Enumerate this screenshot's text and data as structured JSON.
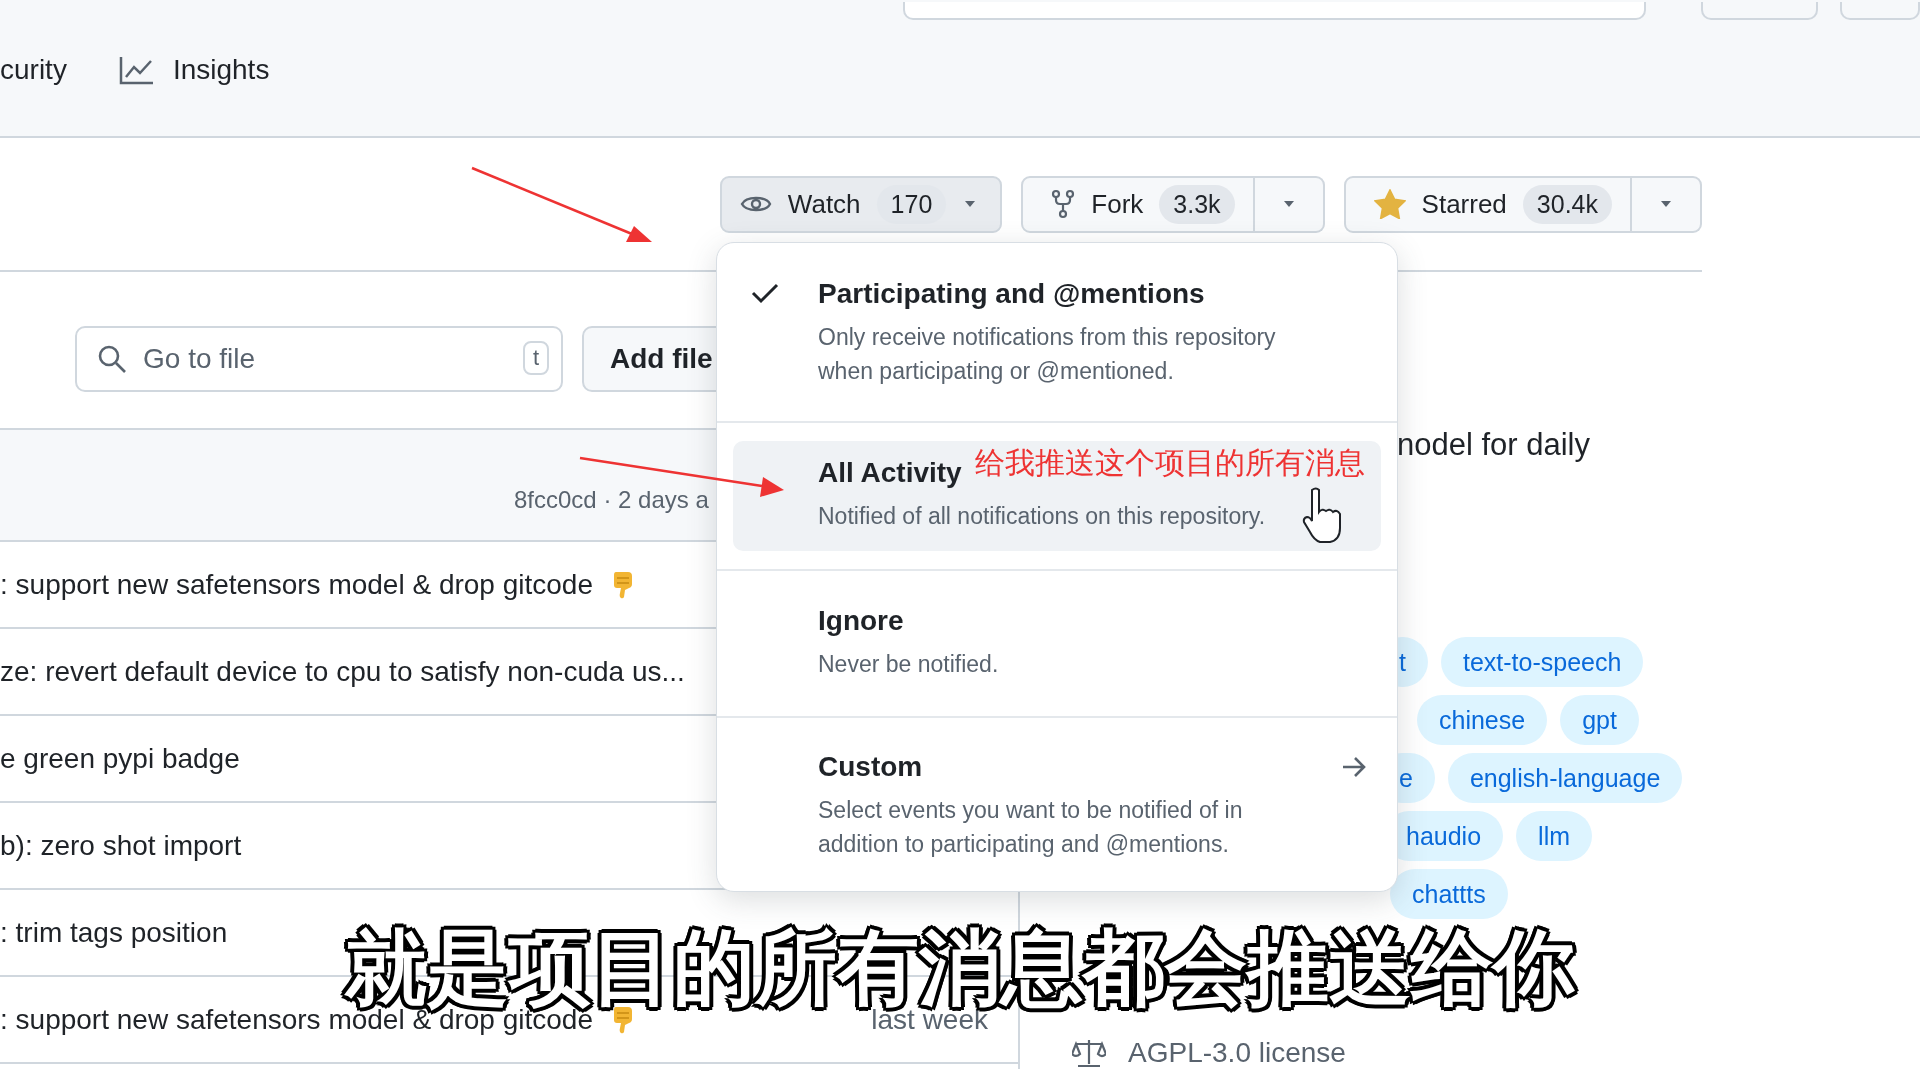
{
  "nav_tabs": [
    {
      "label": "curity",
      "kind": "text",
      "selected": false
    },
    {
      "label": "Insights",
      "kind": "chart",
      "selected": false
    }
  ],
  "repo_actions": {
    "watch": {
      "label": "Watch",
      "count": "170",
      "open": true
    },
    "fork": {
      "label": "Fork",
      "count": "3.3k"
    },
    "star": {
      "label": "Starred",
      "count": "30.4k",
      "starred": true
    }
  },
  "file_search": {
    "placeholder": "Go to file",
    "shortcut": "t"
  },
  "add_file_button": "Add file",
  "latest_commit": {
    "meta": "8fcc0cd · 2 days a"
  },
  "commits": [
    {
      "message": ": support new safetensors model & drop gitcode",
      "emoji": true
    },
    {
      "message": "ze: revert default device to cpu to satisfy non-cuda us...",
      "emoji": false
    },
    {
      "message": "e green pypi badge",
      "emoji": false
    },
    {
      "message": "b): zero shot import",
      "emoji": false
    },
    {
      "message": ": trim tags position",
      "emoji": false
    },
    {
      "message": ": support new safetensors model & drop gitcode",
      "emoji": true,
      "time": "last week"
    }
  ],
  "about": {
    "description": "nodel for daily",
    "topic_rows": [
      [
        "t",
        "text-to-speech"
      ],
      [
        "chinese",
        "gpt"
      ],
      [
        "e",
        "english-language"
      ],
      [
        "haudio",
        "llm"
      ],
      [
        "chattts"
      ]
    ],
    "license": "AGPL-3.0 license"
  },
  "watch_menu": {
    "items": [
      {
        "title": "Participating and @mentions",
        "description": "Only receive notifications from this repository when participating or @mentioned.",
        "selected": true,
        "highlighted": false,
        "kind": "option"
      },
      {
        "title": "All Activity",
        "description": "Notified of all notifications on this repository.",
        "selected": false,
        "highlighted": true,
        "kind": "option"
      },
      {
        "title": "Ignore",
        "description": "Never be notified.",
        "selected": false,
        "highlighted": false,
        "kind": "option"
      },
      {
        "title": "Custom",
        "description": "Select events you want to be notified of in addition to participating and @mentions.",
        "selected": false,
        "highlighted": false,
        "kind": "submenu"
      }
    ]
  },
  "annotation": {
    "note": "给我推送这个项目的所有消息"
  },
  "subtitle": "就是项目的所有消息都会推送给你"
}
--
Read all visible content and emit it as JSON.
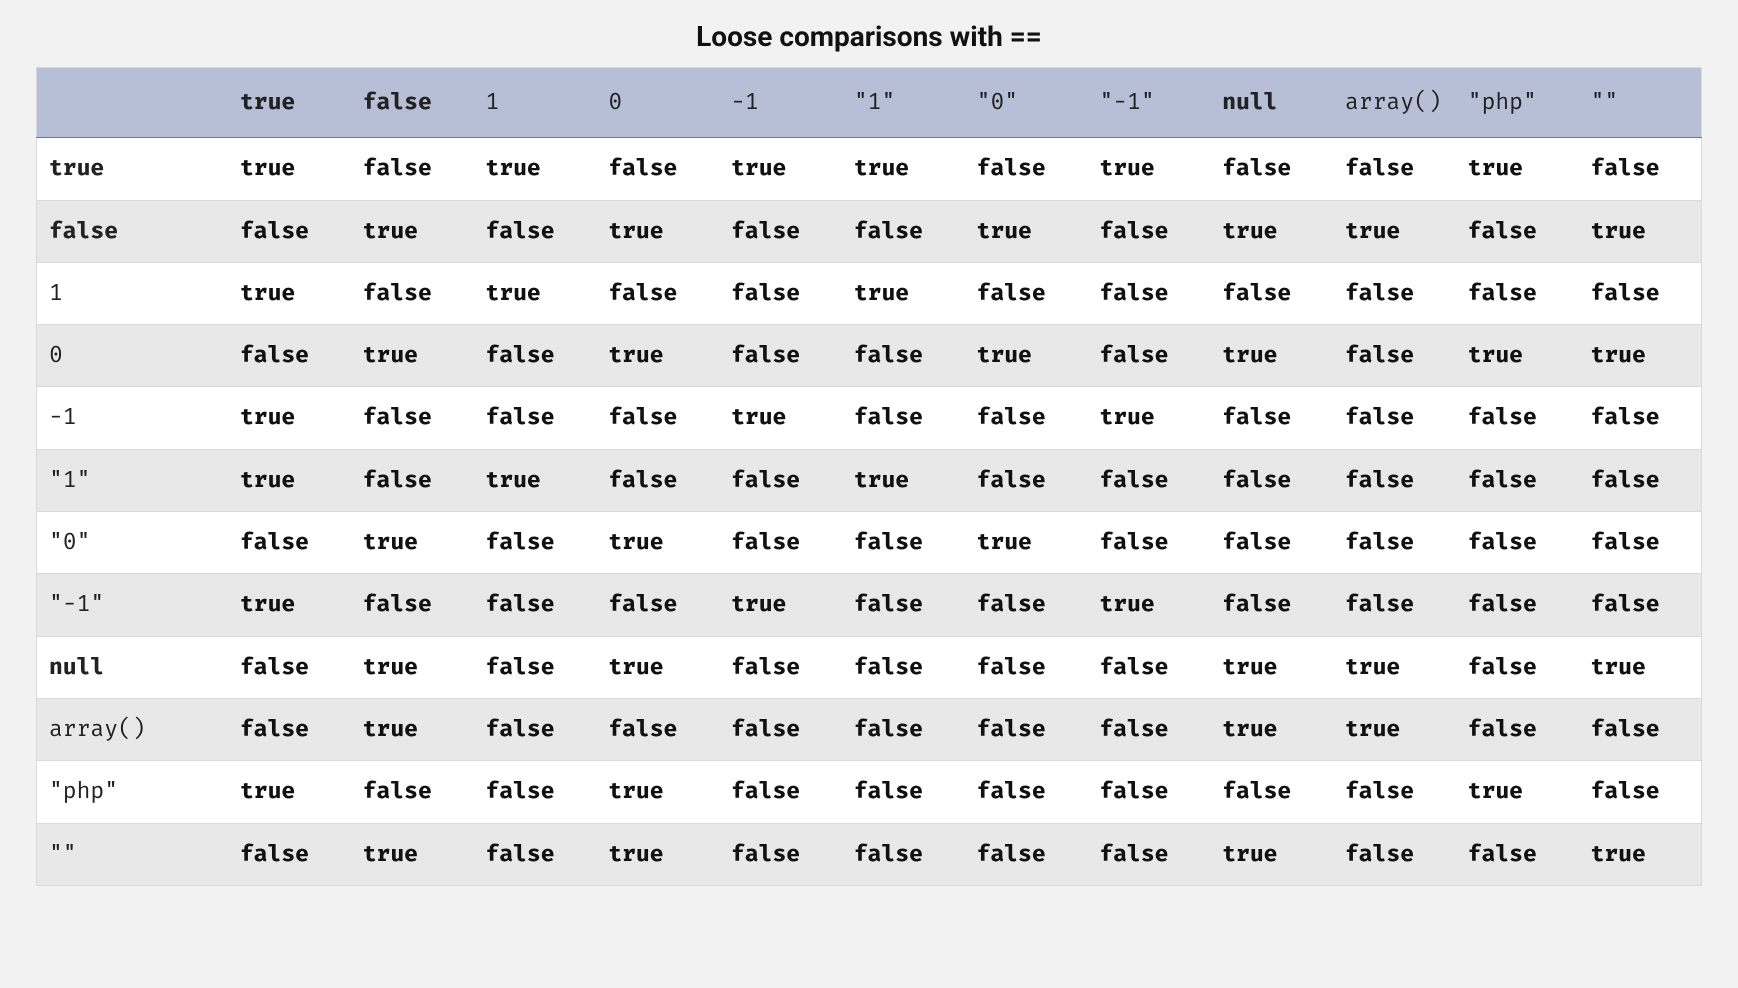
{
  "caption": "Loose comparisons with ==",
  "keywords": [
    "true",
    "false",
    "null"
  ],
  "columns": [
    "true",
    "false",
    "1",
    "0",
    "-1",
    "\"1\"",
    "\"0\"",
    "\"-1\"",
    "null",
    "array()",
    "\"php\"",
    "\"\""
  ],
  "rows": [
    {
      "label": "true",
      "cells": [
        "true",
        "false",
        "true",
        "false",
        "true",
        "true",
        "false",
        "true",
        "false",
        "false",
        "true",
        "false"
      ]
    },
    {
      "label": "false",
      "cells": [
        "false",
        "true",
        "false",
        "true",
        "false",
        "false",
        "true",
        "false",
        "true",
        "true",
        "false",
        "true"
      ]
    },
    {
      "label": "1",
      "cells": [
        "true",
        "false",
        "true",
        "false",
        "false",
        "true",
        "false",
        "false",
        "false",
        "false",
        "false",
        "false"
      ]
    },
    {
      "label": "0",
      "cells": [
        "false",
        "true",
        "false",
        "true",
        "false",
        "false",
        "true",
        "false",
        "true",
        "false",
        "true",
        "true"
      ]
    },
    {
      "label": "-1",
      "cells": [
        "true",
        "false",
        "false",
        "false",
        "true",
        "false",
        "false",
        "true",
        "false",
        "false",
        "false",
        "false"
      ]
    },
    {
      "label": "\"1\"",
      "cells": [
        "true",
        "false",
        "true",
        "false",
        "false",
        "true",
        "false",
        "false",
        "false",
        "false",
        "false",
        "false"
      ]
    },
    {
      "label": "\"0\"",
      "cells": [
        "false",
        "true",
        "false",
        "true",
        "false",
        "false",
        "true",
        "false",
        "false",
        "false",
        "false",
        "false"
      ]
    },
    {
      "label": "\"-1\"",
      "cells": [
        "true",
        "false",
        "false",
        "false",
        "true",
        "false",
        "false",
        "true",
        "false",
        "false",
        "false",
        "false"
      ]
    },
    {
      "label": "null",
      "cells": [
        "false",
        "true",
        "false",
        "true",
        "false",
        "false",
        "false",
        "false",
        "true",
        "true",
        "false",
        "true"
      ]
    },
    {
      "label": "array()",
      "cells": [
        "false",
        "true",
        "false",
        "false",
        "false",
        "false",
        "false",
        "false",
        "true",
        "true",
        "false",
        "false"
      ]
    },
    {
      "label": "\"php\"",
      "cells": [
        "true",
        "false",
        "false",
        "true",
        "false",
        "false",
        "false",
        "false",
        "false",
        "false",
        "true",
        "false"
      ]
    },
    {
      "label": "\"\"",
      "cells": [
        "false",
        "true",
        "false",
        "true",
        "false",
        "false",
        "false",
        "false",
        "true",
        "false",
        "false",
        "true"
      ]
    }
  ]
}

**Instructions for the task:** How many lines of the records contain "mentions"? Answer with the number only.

**Answer section:** 2